UNITED STATES TRUST 00".11. OMAHA & ST. L. RY. CO.
UNITED STATES. TRUST CO. OF NEW YORK v. OMAHA & ST. L. RY. CO. (Circuit Court, S. D. Iowa, W. D. October 11, 1894.)
RAILROAD IN RECEIVER'S HANDS-REDUCTION OF WAGES.
Where a receiver petitions for a reduction of employes' wages, the emconcerned should be notified, and accorded a hearing. .
Where the wages paid to faithful and competent employes of a railroad in the hands of a receiver are not shown to be excessive for the labor formed, and are not higher than the wages paid to like employes on other lines of similar character, operated under like conditiOl1ls through the same country, the court will not, against the protest of its said employes, reduce their wages because of inability of the railroad to pay dividends or interest,even though present opportunity exists for securing other employes · for less wages.
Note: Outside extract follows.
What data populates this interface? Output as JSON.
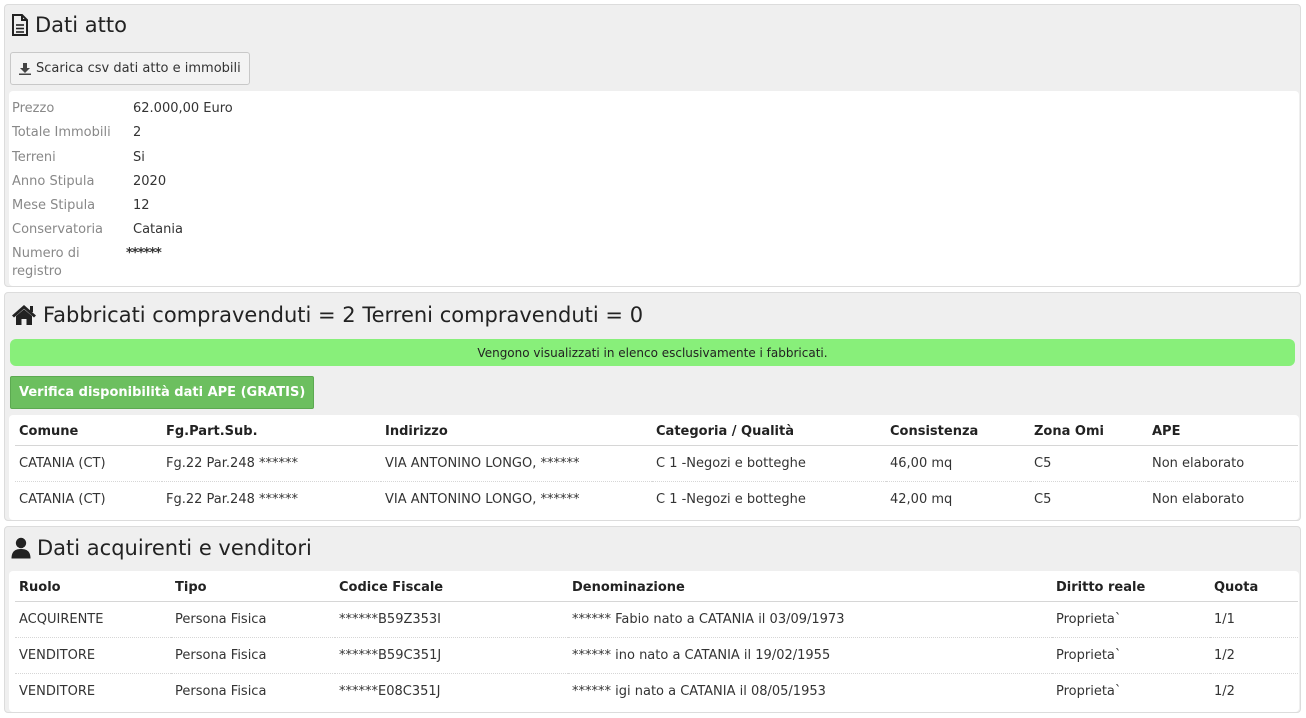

MA';,-rEU's REPORT-How FAR CONCLUSIVE.
The master's conclusions on such. petition are of fact, and are not necessarily to be accepted by the court.
This was a suit by the United States Trust Company of New York against the Omaha & St. Louis Railway Company, in which J. F. Barnard was appointed receiver. He thereafter petitioned for the reduction of wages of employes, and the matter was referred to a master in chancery, who recommended such reduction. The matter now comes before the court on exceptions to the master's report. Theodore Sheldon, for the receiver. J. J. Halligan, for employes excepting. WOOLSON, District Judge. The Omaha & St. Louis Railway Company is the owner of a line of railway extending from Council Bluffs, in the state of Iowa, to Pattonsburg, in the state of Missouri, -a distance of 136 miles. This line of road was in former years leased by, and operated as a part of, the Wabash system, but since the year 1887 has been operated by its owners. It is unnecessary, for the purposes of this hearing, to state the changes heretofore had in the ownership of this line. Since the line was taken out of the Wabash system, it has been operated in close connection with that system, under traffic arrangements, and serves as the Council Bluffs extension of that system. On petition duly presented to this court, J. F. Barnard was on June 22, 1893, appointed receiver of this line of road, and yet continues in that capacity. In May, 1894, a petition was presented to this court by the receiver, recommending certain reductions in rates of pay of different classes of employes, and requesting the court to take action thereon. The receiver has also reported to this court his inability, after full attempt had, to agree with said employes on a reduced schedule of wages. The court, accordingly, by its order of July 16, 1894, referred the hearing of the matter to Hon. L. W. Ross, one of the standing masters in chancery of this court, and directed him to take proofs upon said petition of said receiver, and also as to what wages are now being paid on other lines of simila,r character, operated under like conditivns v.63F.no.6-47